AMP Capital Investors, the investment management arm of AMP Ltd., is dumping about A$440 million ($334 million) worth of investments in tobacco manufacturing-related companies and about A$130 million in land mine and cluster munition manufacturers. The moves come as AMP Capital rolls out a new decision-making framework across its A$165 billion investment portfolio, the manager said in a statement Thursday.
“We are not prepared to deliver investment returns to customers at any cost to society,” CEO Adam Tindall said in the statement. “AMP Capital has a long-term focus on responsible investing supported by an integrated approach to considering ESG factors across all asset classes.”
The money manager's decision comes amid burgeoning demand for ethical investments in Australia's A$2.2 trillion retirement savings pool. Assets at funds that screen out investments that don't meet ethical investing criteria grew by 16% to A$24.7 billion in 2015-16, according to the Responsible Investment Association Australasia.
AMP, which also controls insurance and banking businesses, will implement a new framework that considers harm as well as “denial of humanity” when determining investment decisions. Tobacco manufacturers were culled under the framework because their products were addictive, while cluster munitions and biological weapons would “indiscriminately kill through normal use,” the company said.
The sales of the stakes will occur progressively throughout 2017, AMP said in the statement. The company engaged the help of consulting group, The Ethics Centre, to create its ethical investing framework, according to the statement.
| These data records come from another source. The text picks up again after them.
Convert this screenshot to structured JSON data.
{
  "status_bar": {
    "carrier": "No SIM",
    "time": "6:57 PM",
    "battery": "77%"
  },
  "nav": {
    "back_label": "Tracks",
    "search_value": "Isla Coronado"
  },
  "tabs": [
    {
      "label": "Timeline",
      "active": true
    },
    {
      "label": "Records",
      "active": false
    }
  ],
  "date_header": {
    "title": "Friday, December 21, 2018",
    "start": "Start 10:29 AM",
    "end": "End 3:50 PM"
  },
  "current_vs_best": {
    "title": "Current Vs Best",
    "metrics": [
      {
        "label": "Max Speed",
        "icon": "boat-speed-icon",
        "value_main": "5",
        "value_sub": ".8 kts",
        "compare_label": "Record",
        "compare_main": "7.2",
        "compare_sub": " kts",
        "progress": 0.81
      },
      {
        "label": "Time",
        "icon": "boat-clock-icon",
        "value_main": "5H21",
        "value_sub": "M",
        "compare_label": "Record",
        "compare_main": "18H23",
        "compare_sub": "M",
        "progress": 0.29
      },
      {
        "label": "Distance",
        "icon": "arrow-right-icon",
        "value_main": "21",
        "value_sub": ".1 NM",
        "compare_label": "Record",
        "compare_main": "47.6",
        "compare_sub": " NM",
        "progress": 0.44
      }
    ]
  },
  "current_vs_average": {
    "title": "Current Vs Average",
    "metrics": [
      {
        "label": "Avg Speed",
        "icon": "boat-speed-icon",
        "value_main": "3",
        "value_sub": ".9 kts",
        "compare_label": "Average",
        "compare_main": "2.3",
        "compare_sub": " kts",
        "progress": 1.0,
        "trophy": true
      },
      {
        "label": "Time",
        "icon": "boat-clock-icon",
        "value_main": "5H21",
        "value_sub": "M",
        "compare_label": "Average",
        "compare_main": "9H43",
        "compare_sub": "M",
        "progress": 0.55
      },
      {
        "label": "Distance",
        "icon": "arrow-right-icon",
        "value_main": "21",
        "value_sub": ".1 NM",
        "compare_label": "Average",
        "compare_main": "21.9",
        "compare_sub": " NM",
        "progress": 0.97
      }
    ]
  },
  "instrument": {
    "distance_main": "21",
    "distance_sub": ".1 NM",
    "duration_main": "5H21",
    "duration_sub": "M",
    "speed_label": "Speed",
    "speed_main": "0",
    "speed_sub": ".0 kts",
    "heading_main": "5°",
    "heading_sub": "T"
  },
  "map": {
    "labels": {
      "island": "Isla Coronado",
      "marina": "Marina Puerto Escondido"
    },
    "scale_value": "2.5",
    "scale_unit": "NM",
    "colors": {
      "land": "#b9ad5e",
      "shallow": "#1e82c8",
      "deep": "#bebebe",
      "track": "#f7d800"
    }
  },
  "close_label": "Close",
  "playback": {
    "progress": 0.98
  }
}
“AMP Capital still firmly believes in company engagement in order to effect meaningful change,” Mr. Tindall said. “In the case of tobacco, cluster munitions, land mines, biological and chemical weapons manufacturers, however, no engagement can override the inherent dangers involved with their products.”